Description of the task.
As you reproduce every line below, keep it exactly as written and leave out the images.

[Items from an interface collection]
####################
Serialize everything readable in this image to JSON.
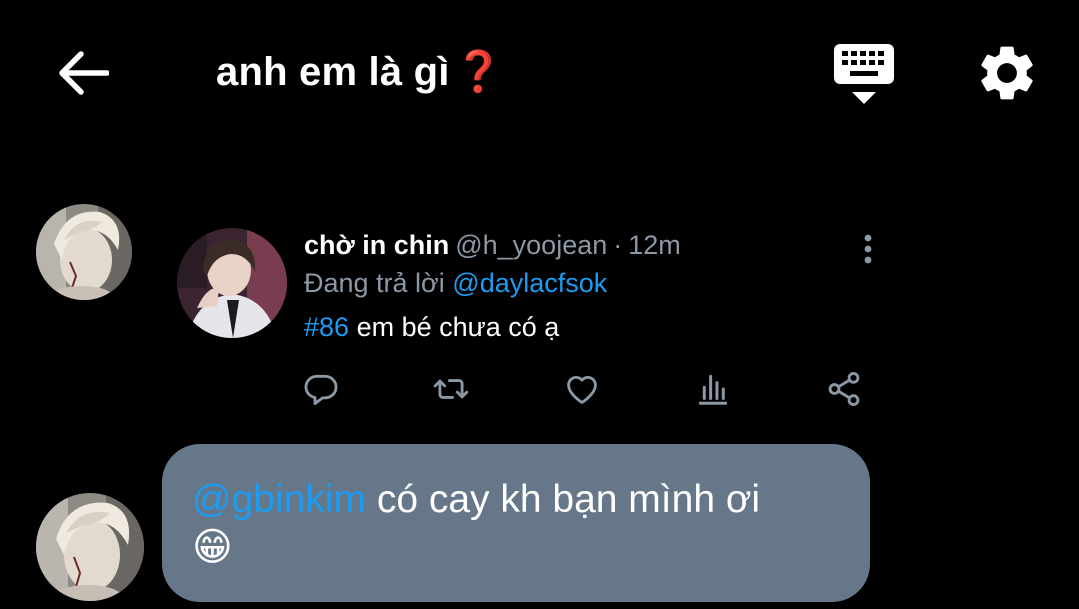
{
  "header": {
    "title": "anh em là gì",
    "title_emoji": "❓",
    "back_icon": "arrow-left-icon",
    "keyboard_icon": "keyboard-icon",
    "settings_icon": "gear-icon"
  },
  "tweet": {
    "name": "chờ in chin",
    "handle": "@h_yoojean",
    "separator": "·",
    "time": "12m",
    "replying_prefix": "Đang trả lời",
    "replying_to": "@daylacfsok",
    "hashtag": "#86",
    "text": " em bé chưa có ạ",
    "actions": [
      "reply-icon",
      "retweet-icon",
      "like-icon",
      "analytics-icon",
      "share-icon"
    ]
  },
  "reply_bubble": {
    "mention": "@gbinkim",
    "text": " có cay kh bạn mình ơi",
    "emoji": "😁"
  },
  "colors": {
    "background": "#000000",
    "accent": "#1d9bf0",
    "muted": "#8b98a5",
    "bubble": "#66778a",
    "title_emoji": "#e0202a"
  }
}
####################
Response area.
Serialize everything readable in this image to JSON.
{
  "header": {
    "title": "anh em là gì",
    "title_emoji": "❓",
    "back_icon": "arrow-left-icon",
    "keyboard_icon": "keyboard-icon",
    "settings_icon": "gear-icon"
  },
  "tweet": {
    "name": "chờ in chin",
    "handle": "@h_yoojean",
    "separator": "·",
    "time": "12m",
    "replying_prefix": "Đang trả lời",
    "replying_to": "@daylacfsok",
    "hashtag": "#86",
    "text": " em bé chưa có ạ",
    "actions": [
      "reply-icon",
      "retweet-icon",
      "like-icon",
      "analytics-icon",
      "share-icon"
    ]
  },
  "reply_bubble": {
    "mention": "@gbinkim",
    "text": " có cay kh bạn mình ơi",
    "emoji": "😁"
  },
  "colors": {
    "background": "#000000",
    "accent": "#1d9bf0",
    "muted": "#8b98a5",
    "bubble": "#66778a",
    "title_emoji": "#e0202a"
  }
}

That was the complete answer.